Types of Concrete Cracks – Plastic Shrinkage Cracking

Types of Concrete Cracks – Plastic Shrinkage Cracking

Small or fine cracks identified on a concrete slab are generally deemed acceptable as part of minor settlement, weathering, or poor finishing of its surface. However, a competent building inspector should be able to not only classify the severity of the cracking, but also appropriately investigate the cause of the cracking. The following blog focuses on cracks that form as a result of what is known as plastic shrinkage cracking.

What is plastic shrinkage cracking?
Plastic shrinkage cracks are so-called because they form while the concrete is still plastic, ie has not set. Whilst the member begins to dry it shrinks, and as such cracks may form. These cracks are not always evident immediately after pouring and may be discovered the following day.

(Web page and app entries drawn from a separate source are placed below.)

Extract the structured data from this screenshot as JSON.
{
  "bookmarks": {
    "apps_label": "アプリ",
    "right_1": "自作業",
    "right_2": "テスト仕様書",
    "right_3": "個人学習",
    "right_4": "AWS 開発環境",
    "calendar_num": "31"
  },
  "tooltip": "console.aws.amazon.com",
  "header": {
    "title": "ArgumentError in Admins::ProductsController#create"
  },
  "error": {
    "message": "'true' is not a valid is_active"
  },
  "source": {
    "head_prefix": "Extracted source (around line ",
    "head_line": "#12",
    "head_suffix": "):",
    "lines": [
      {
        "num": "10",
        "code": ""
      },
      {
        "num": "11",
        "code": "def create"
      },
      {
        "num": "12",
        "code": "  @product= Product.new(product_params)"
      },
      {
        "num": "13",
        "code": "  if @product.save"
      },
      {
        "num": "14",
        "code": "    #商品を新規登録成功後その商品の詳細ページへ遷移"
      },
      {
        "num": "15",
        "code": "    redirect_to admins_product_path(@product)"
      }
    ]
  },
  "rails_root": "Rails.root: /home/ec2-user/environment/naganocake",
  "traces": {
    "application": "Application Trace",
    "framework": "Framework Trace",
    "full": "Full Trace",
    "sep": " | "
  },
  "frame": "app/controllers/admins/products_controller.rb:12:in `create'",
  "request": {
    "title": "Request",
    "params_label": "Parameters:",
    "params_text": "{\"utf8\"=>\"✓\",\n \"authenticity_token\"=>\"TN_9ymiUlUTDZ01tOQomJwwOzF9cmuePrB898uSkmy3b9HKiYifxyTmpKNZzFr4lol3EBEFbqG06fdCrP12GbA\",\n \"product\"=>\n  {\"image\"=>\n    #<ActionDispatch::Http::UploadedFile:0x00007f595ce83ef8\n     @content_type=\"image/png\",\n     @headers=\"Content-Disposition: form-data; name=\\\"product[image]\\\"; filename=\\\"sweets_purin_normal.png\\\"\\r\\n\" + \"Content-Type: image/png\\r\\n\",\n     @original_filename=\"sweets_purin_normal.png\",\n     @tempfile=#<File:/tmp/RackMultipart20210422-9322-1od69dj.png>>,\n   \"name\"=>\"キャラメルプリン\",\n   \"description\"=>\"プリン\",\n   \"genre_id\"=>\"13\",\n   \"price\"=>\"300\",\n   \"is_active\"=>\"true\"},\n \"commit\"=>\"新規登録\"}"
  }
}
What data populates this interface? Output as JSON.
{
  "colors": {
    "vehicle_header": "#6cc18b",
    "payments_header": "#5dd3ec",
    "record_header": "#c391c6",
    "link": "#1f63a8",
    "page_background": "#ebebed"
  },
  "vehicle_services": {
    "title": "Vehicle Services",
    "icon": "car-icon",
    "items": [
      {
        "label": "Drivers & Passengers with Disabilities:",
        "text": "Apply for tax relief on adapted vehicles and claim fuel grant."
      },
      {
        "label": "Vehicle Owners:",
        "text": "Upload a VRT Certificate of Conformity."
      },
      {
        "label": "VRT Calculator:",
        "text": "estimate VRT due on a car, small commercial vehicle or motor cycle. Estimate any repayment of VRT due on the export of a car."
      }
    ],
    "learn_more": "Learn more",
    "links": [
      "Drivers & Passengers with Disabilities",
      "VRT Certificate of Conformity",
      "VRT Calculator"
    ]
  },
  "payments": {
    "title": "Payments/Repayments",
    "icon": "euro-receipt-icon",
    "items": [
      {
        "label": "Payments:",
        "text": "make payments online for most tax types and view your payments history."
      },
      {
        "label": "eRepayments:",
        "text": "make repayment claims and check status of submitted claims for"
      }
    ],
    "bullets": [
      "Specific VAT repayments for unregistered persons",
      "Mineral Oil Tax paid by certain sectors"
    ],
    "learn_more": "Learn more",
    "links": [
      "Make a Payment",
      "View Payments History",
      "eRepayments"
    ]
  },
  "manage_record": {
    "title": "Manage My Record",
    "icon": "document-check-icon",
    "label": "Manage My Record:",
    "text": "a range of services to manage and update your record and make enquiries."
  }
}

Plastic shrinkage cracks may be in a random pattern or may be roughly parallel to each other. Cracks are usually straight, ranging in length from 25mm to 2m but are usually 300 to 600mm long. They rarely appear in areas towards the edge of the slab.

The width of the crack can be up to 3mm wide at the surface and may penetrate right through the concrete member, although generally cracks taper from the surface. Plastic shrinkage cracking should always be monitored as cracks may widen due to subsequent drying shrinkage and thermal movement.

What causes plastic shrinkage cracking?
The general principal around plastic shrinkage cracking is that the rate of evaporation at the surface of the concrete is greater than the amount supplied to it. The concrete surface dries out and shrinks at a time when it is yet to achieve its desired strength, and therefore cracks are evident on the surface. This process can be likened to when cracks appear on the surface of clay soil as it dries.

The rate of evaporation from the surface of a concrete member is dependent upon a number of factors involving both mix design and environmental factors.

How can plastic shrinkage cracking be avoided?
The addition of moisture to the mix may avoid plastic shrinkage cracking, although the extra bleeding characteristics of these mixes may lead to problems such as plastic settlement cracking, and the mix may not comply with the requirements of the slump test.Controlling the rate of drying of the surface of the concrete (evaporation rate) is the key to avoiding plastic shrinkage cracking. The following may be adopted to minimise the incidence of plastic shrinkage cracking:

  • Dampen the subgrade and formwork, ensuring that any excess water is removed prior to placing concrete.
  • In hot weather, lowering the temperature using chilled mixing water or replacing some of this water with crushed ice.
  • Avoid pouring concrete prior to the temperature reaching thirty degrees, and when the forecast temperature exceeds thirty-six degrees, concrete must not be poured.
  • Protect the surface from drying out by the use of wind breaks.
  • Apply aliphatic alcohols over the surface immediately after screeding and while there is plenty of bleed water on the surface; repeat the application in severe conditions. These products reduce the rate of evaporation from the surface. They are not a substitute for curing.
  • Commence curing of concrete promptly after finishing and for the specified period.
  • The use of sufficient proportions of synthetic or steel fibres in concrete can provide improved control of plastic cracking.

How is plastic shrinkage cracking assessed when a building inspection is carried out?

All cracking will be monitored by your Perth building inspector throughout the build process. All cracking should be classified in accordance with AS 2870, and advice should be given accordingly.

Generally if plastic shrinkage cracking is less than 1mm in width, it will not require rectification as plastic shrinkage cracking rarely impairs on the strength of a concrete element. However, should the crack penetrate the full depth of the member water penetration problems may arise, or if the cracking is located in wet areas, future waterproofing techniques may be compromised. As such you should ensure you engage a building inspector who understands these concepts.

Case Study

During inspection of this property (photo at the top of the page) at practical completion we found that multiple plastic shrinkage cracks were evident throughout the slab. Upon consultation with our client we found that the slab was poured on a particularly hot day, and due to the slab depth being slightly increased, normal curing methods did not achieve the desired finish.

Write a Reply or Comment